A couple of weeks ago I saw the Soquel bridge light installation in the evening. The different colored lights streamed back and forth in the dark. The art piece appeared for the EBB & FLOW festival and I thought it would stop once the event was over. The impact of the construction work for the installation had me already concerned for the SWALLOW nests underneath the bridge ledge. And now I am staring my concerns for the nocturnal, diurnal wildlife hunters in the eye. How are the moving lights effecting their nightly, twilight feeding? I know there are Owls, Hawks, Black-crowned Night Herons and Shorebirds along the river. They use the night, twilight for find food for their survival. In addition the San Lorenzo River is in the Pacific flyway of migratory birds, many of whom fly at night. Looks like it’s time to honor my wildlife concerns with some( whom am I kidding?always ‘much’) research and outreach work, which includes you all. Thanks for sharing your information how light across a waterbody effects nocturnal, diurnal hunters. The birds and I appreciate that!

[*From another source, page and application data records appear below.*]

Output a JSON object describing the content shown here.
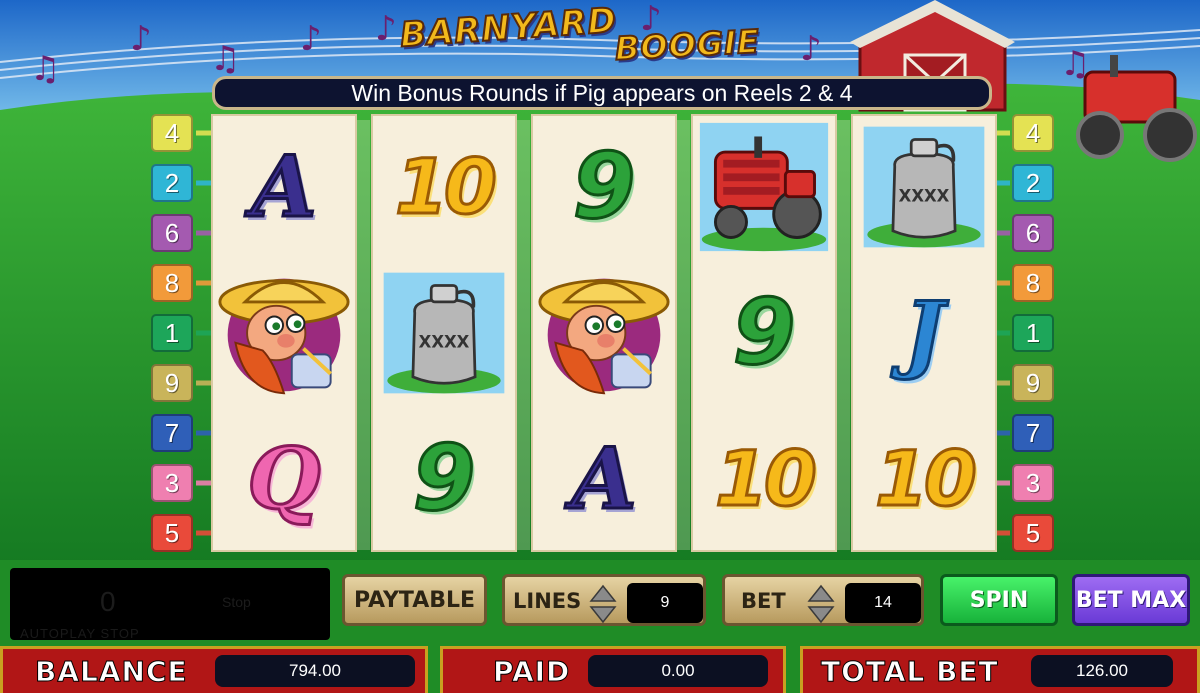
{
  "game": {
    "title_word1": "BARNYARD",
    "title_word2": "BOOGIE",
    "banner": "Win Bonus Rounds if Pig appears on Reels 2 & 4"
  },
  "paylines": {
    "left": [
      "4",
      "2",
      "6",
      "8",
      "1",
      "9",
      "7",
      "3",
      "5"
    ],
    "right": [
      "4",
      "2",
      "6",
      "8",
      "1",
      "9",
      "7",
      "3",
      "5"
    ],
    "colors": [
      "#e4e253",
      "#2fb6d6",
      "#a45ab0",
      "#f29a3a",
      "#1da65a",
      "#c9b45a",
      "#2f5fb8",
      "#ef7fb0",
      "#e94a3a"
    ]
  },
  "reels": [
    [
      {
        "symbol": "A",
        "type": "letter"
      },
      {
        "symbol": "farmer",
        "type": "image"
      },
      {
        "symbol": "Q",
        "type": "letter"
      }
    ],
    [
      {
        "symbol": "10",
        "type": "number"
      },
      {
        "symbol": "XXXX",
        "type": "jug"
      },
      {
        "symbol": "9",
        "type": "number"
      }
    ],
    [
      {
        "symbol": "9",
        "type": "number"
      },
      {
        "symbol": "farmer",
        "type": "image"
      },
      {
        "symbol": "A",
        "type": "letter"
      }
    ],
    [
      {
        "symbol": "tractor",
        "type": "image"
      },
      {
        "symbol": "9",
        "type": "number"
      },
      {
        "symbol": "10",
        "type": "number"
      }
    ],
    [
      {
        "symbol": "XXXX",
        "type": "jug"
      },
      {
        "symbol": "J",
        "type": "letter"
      },
      {
        "symbol": "10",
        "type": "number"
      }
    ]
  ],
  "controls": {
    "autoplay_count": "0",
    "autoplay_stop": "Stop",
    "autoplay_hint": "AUTOPLAY STOP",
    "paytable_label": "PAYTABLE",
    "lines_label": "LINES",
    "lines_value": "9",
    "bet_label": "BET",
    "bet_value": "14",
    "spin_label": "SPIN",
    "betmax_label": "BET MAX"
  },
  "status": {
    "balance_label": "BALANCE",
    "balance_value": "794.00",
    "paid_label": "PAID",
    "paid_value": "0.00",
    "totalbet_label": "TOTAL BET",
    "totalbet_value": "126.00"
  },
  "colors": {
    "sky": "#2b8ad6",
    "grass": "#1e8f2a",
    "barn": "#c0282d",
    "status_bar": "#b11616",
    "spin": "#17b23a",
    "bet_max": "#6a3ad6"
  }
}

light installation across the river…

Here is a little update for you: The COMMON GOLDENEYE and the RED-throated LOON are still residing on river between Laurel St bridge and river mouth. The amount of ELEGANT, CASPIAN TERNS, CORMORANTS and juv. HEERMANN’s gulls has been staggering at the river mouth/Trestle. The SPOTTED SANDPIPER is back between Trestle and Riverside Ave. bridge, where only a dozen or so CLIFF SWALLOWS remain. On Sat. 8/18th we’ll be working on our ongoing Restoration Project and we love to have you join us.
Sending you all sparkly river greetings, jane

Whimbrels by the river mouth…